Exercise objective: Once the images are set aside, write out the rest of the records exactly.

Recorded data:
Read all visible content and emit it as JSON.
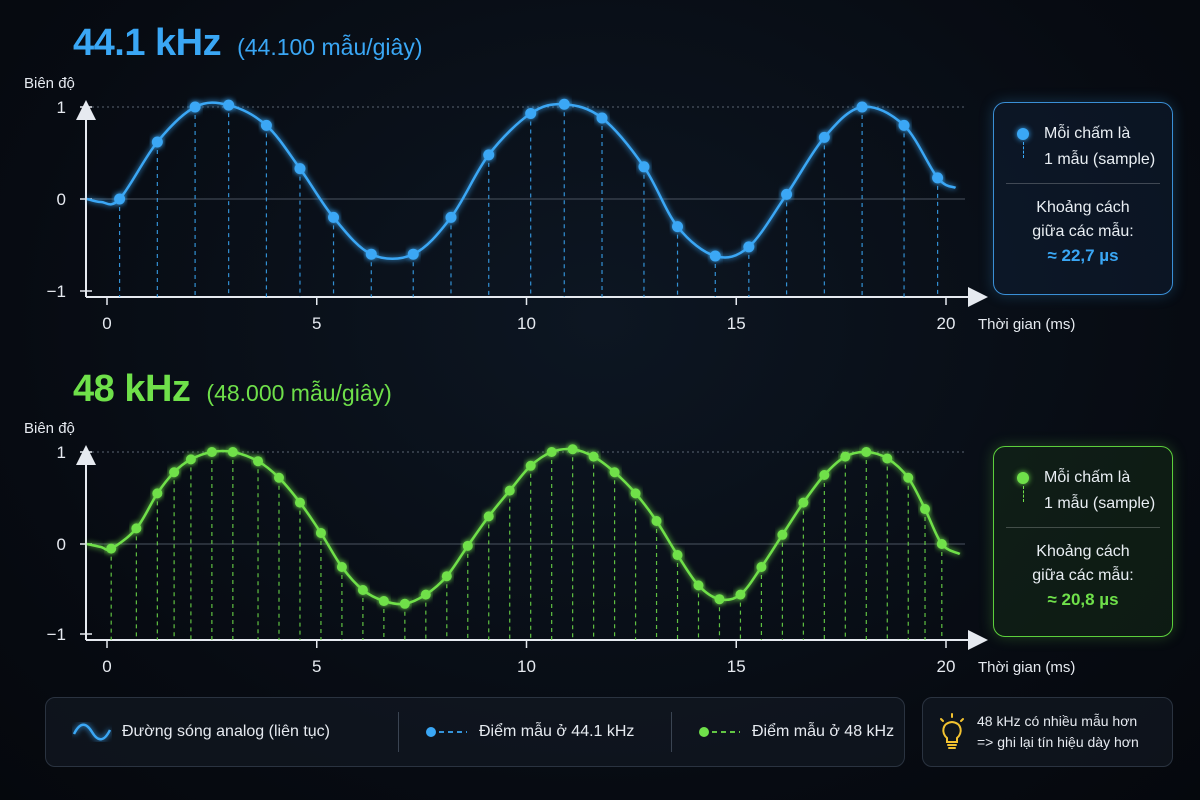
{
  "panels": [
    {
      "title": "44.1 kHz",
      "subtitle": "(44.100 mẫu/giây)",
      "color": "#3aa7f5",
      "info": {
        "marker_text_1": "Mỗi chấm là",
        "marker_text_2": "1 mẫu (sample)",
        "spacing_label_1": "Khoảng cách",
        "spacing_label_2": "giữa các mẫu:",
        "spacing_value": "≈ 22,7 µs"
      }
    },
    {
      "title": "48 kHz",
      "subtitle": "(48.000 mẫu/giây)",
      "color": "#6fe04a",
      "info": {
        "marker_text_1": "Mỗi chấm là",
        "marker_text_2": "1 mẫu (sample)",
        "spacing_label_1": "Khoảng cách",
        "spacing_label_2": "giữa các mẫu:",
        "spacing_value": "≈ 20,8 µs"
      }
    }
  ],
  "legend": {
    "analog": "Đường sóng analog (liên tục)",
    "samples_44": "Điểm mẫu ở 44.1 kHz",
    "samples_48": "Điểm mẫu ở 48 kHz"
  },
  "tip": {
    "line1": "48 kHz có nhiều mẫu hơn",
    "line2": "=> ghi lại tín hiệu dày hơn",
    "icon": "lightbulb-icon"
  },
  "chart_data": [
    {
      "type": "line",
      "ylabel": "Biên độ",
      "xlabel": "Thời gian (ms)",
      "x_ticks": [
        0,
        5,
        10,
        15,
        20
      ],
      "y_ticks": [
        -1,
        0,
        1
      ],
      "ylim": [
        -1,
        1
      ],
      "xlim": [
        0,
        20
      ],
      "series": [
        {
          "x": [
            0.3,
            1.2,
            2.1,
            2.9,
            3.8,
            4.6,
            5.4,
            6.3,
            7.3,
            8.2,
            9.1,
            10.1,
            10.9,
            11.8,
            12.8,
            13.6,
            14.5,
            15.3,
            16.2,
            17.1,
            18.0,
            19.0,
            19.8
          ],
          "y": [
            0.0,
            0.62,
            1.0,
            1.02,
            0.8,
            0.33,
            -0.2,
            -0.6,
            -0.6,
            -0.2,
            0.48,
            0.93,
            1.03,
            0.88,
            0.35,
            -0.3,
            -0.62,
            -0.52,
            0.05,
            0.67,
            1.0,
            0.8,
            0.23
          ]
        }
      ]
    },
    {
      "type": "line",
      "ylabel": "Biên độ",
      "xlabel": "Thời gian (ms)",
      "x_ticks": [
        0,
        5,
        10,
        15,
        20
      ],
      "y_ticks": [
        -1,
        0,
        1
      ],
      "ylim": [
        -1,
        1
      ],
      "xlim": [
        0,
        20
      ],
      "series": [
        {
          "x": [
            0.1,
            0.7,
            1.2,
            1.6,
            2.0,
            2.5,
            3.0,
            3.6,
            4.1,
            4.6,
            5.1,
            5.6,
            6.1,
            6.6,
            7.1,
            7.6,
            8.1,
            8.6,
            9.1,
            9.6,
            10.1,
            10.6,
            11.1,
            11.6,
            12.1,
            12.6,
            13.1,
            13.6,
            14.1,
            14.6,
            15.1,
            15.6,
            16.1,
            16.6,
            17.1,
            17.6,
            18.1,
            18.6,
            19.1,
            19.5,
            19.9
          ],
          "y": [
            -0.05,
            0.17,
            0.55,
            0.78,
            0.92,
            1.0,
            1.0,
            0.9,
            0.72,
            0.45,
            0.12,
            -0.25,
            -0.5,
            -0.62,
            -0.65,
            -0.55,
            -0.35,
            -0.02,
            0.3,
            0.58,
            0.85,
            1.0,
            1.03,
            0.95,
            0.78,
            0.55,
            0.25,
            -0.12,
            -0.45,
            -0.6,
            -0.55,
            -0.25,
            0.1,
            0.45,
            0.75,
            0.95,
            1.0,
            0.93,
            0.72,
            0.38,
            0.0
          ]
        }
      ]
    }
  ]
}
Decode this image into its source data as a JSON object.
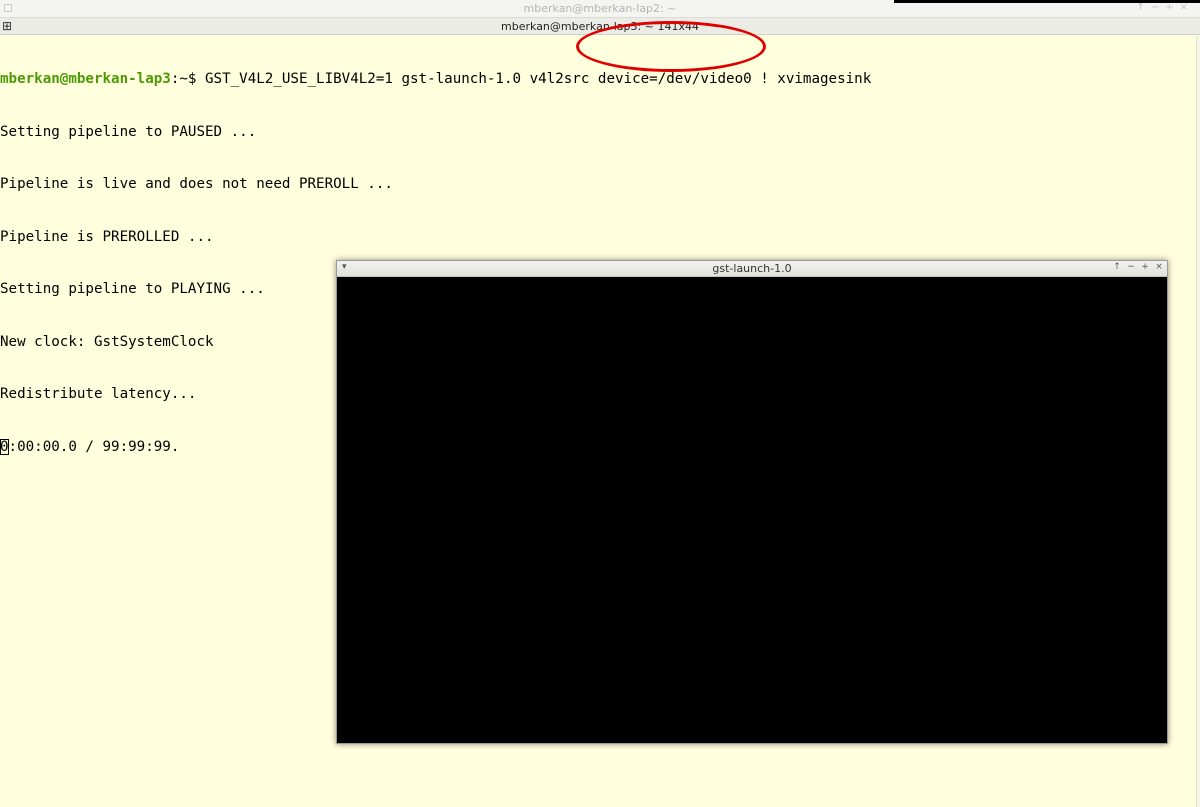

Task answer:
Read all visible content and emit it as JSON.
{
  "panels": [
    {
      "title": "44.1 kHz",
      "subtitle": "(44.100 mẫu/giây)",
      "color": "#3aa7f5",
      "info": {
        "marker_text_1": "Mỗi chấm là",
        "marker_text_2": "1 mẫu (sample)",
        "spacing_label_1": "Khoảng cách",
        "spacing_label_2": "giữa các mẫu:",
        "spacing_value": "≈ 22,7 µs"
      }
    },
    {
      "title": "48 kHz",
      "subtitle": "(48.000 mẫu/giây)",
      "color": "#6fe04a",
      "info": {
        "marker_text_1": "Mỗi chấm là",
        "marker_text_2": "1 mẫu (sample)",
        "spacing_label_1": "Khoảng cách",
        "spacing_label_2": "giữa các mẫu:",
        "spacing_value": "≈ 20,8 µs"
      }
    }
  ],
  "legend": {
    "analog": "Đường sóng analog (liên tục)",
    "samples_44": "Điểm mẫu ở 44.1 kHz",
    "samples_48": "Điểm mẫu ở 48 kHz"
  },
  "tip": {
    "line1": "48 kHz có nhiều mẫu hơn",
    "line2": "=> ghi lại tín hiệu dày hơn",
    "icon": "lightbulb-icon"
  },
  "chart_data": [
    {
      "type": "line",
      "ylabel": "Biên độ",
      "xlabel": "Thời gian (ms)",
      "x_ticks": [
        0,
        5,
        10,
        15,
        20
      ],
      "y_ticks": [
        -1,
        0,
        1
      ],
      "ylim": [
        -1,
        1
      ],
      "xlim": [
        0,
        20
      ],
      "series": [
        {
          "x": [
            0.3,
            1.2,
            2.1,
            2.9,
            3.8,
            4.6,
            5.4,
            6.3,
            7.3,
            8.2,
            9.1,
            10.1,
            10.9,
            11.8,
            12.8,
            13.6,
            14.5,
            15.3,
            16.2,
            17.1,
            18.0,
            19.0,
            19.8
          ],
          "y": [
            0.0,
            0.62,
            1.0,
            1.02,
            0.8,
            0.33,
            -0.2,
            -0.6,
            -0.6,
            -0.2,
            0.48,
            0.93,
            1.03,
            0.88,
            0.35,
            -0.3,
            -0.62,
            -0.52,
            0.05,
            0.67,
            1.0,
            0.8,
            0.23
          ]
        }
      ]
    },
    {
      "type": "line",
      "ylabel": "Biên độ",
      "xlabel": "Thời gian (ms)",
      "x_ticks": [
        0,
        5,
        10,
        15,
        20
      ],
      "y_ticks": [
        -1,
        0,
        1
      ],
      "ylim": [
        -1,
        1
      ],
      "xlim": [
        0,
        20
      ],
      "series": [
        {
          "x": [
            0.1,
            0.7,
            1.2,
            1.6,
            2.0,
            2.5,
            3.0,
            3.6,
            4.1,
            4.6,
            5.1,
            5.6,
            6.1,
            6.6,
            7.1,
            7.6,
            8.1,
            8.6,
            9.1,
            9.6,
            10.1,
            10.6,
            11.1,
            11.6,
            12.1,
            12.6,
            13.1,
            13.6,
            14.1,
            14.6,
            15.1,
            15.6,
            16.1,
            16.6,
            17.1,
            17.6,
            18.1,
            18.6,
            19.1,
            19.5,
            19.9
          ],
          "y": [
            -0.05,
            0.17,
            0.55,
            0.78,
            0.92,
            1.0,
            1.0,
            0.9,
            0.72,
            0.45,
            0.12,
            -0.25,
            -0.5,
            -0.62,
            -0.65,
            -0.55,
            -0.35,
            -0.02,
            0.3,
            0.58,
            0.85,
            1.0,
            1.03,
            0.95,
            0.78,
            0.55,
            0.25,
            -0.12,
            -0.45,
            -0.6,
            -0.55,
            -0.25,
            0.1,
            0.45,
            0.75,
            0.95,
            1.0,
            0.93,
            0.72,
            0.38,
            0.0
          ]
        }
      ]
    }
  ]
}
Decode this image into its source data as a JSON object.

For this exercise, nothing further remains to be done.